It seems advantageous to have a repertoire of hymns and acclamations that people can recognize, while at the same time carefully expanding their repertoire.Hymns and hymn tunes in the Novus Ordo, but also in the Tridentine Mass, are very often associated with liturgical seasons. By their hearing, or, by their ‘recollection of existing knowledge,’ the people are inserted into a season or even a particular day. For instance, “Lord, Who Throughout These Forty Days” might signal that Lent has begun, bringing forth a set of remembrances and emotions. Faith comes from hearing. Singing the Reproaches on any day but Good Friday would seem completely out of place, and it is. (This is a ridiculous example, but it illustrates the point). Conversely, a community that is used to hearing the Reproaches sung during the Veneration comes to expect it, and would miss it if it were not sung. Some parishes have the luxury of singing full choral masses on most Sundays of the year. For those that do not, a ‘cycle’ of various settings which repeat by season could be a way to engage the community in the principle of ‘actuoso participatio.’ Repetition and the recollected memory of the faithful is both knowledge and faith.
I can really only speak from personal experience working with a parish choir. We repeat music fairly regularly, while at the same time always expanding our repertoire. It is good for the choir to have a healthy repertoire of music that, over the years, almost never needs rehearsal. This comes with a strong caveat for choir conductors, though. It is the conductor’s job to always find ways to perfect these pieces with each reading of them. They cannot become mere ‘forgeries.’ One or two simple things, like better diction, or a better crescendo, or a slightly different tempo, keeps these pieces alive, fresh, communicative, and bursting with value.
Repeating repertoire actually leads to expanding the choir’s repertoire. This may sound counterintuitive, but when we are learning new music, especially something difficult, I will try to plan much easier music with it or near it so that we can spend more rehearsal time on the new piece. This also makes it easier on Sunday. If we have a very difficult new piece the choir will probably be a bit nervous. To help them, I will plan to do something like Elgar’s “Ave verum Corpus” on the same day. We can sing that piece in our sleep. This is simply a matter of being organized. It takes a little more time to think through but in the end it’s worth it.
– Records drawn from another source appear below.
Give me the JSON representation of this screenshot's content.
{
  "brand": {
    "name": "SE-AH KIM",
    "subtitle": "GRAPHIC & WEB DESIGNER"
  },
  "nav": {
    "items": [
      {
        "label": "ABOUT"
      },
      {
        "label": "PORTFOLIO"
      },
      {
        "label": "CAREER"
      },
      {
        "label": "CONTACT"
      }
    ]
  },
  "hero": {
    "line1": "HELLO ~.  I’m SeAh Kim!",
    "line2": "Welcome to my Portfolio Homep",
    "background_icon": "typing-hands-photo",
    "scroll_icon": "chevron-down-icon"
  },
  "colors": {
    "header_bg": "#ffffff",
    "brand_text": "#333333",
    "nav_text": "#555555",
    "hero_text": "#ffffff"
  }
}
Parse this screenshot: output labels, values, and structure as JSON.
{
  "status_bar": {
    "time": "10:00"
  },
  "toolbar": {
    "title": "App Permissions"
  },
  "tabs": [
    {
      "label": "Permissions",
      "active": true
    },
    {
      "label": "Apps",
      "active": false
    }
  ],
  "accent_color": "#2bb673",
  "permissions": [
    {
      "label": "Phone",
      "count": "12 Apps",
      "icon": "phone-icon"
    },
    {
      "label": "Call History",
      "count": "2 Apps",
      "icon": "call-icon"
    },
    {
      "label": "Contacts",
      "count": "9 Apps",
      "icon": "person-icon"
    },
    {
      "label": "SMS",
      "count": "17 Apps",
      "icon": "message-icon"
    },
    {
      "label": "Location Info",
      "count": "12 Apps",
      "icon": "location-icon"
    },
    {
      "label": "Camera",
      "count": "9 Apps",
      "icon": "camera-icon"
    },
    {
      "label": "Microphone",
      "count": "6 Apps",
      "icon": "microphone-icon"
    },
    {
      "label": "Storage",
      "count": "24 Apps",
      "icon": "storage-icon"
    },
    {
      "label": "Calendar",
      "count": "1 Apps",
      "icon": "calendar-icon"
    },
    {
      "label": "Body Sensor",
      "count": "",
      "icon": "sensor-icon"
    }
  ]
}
I have made the mistake in the past of scheduling a whole set of new pieces for three of four weeks in a row. That usually does not go well. Give the choir a break. It’s stressful to always sing something new. Spread out the new pieces so that when it comes time to sing them for the first time it goes well, the choir feels good about it, and you will want to repeat it someday. After a while, these new pieces become part of your standing repertoire.
There’s an old axiom that says something like, “even though we’ve sung this piece fifty times, there’s someone out there who might be hearing it for the first time.” What I tell my choir is, “there’s someone out there who might be hearing it for the last time.” That usually strikes a chord.
Repeat things of value, repeat things that communicate knowledge, truth, and faith, and utilize the benefits of repetition to create a new original for your choirs and your communities.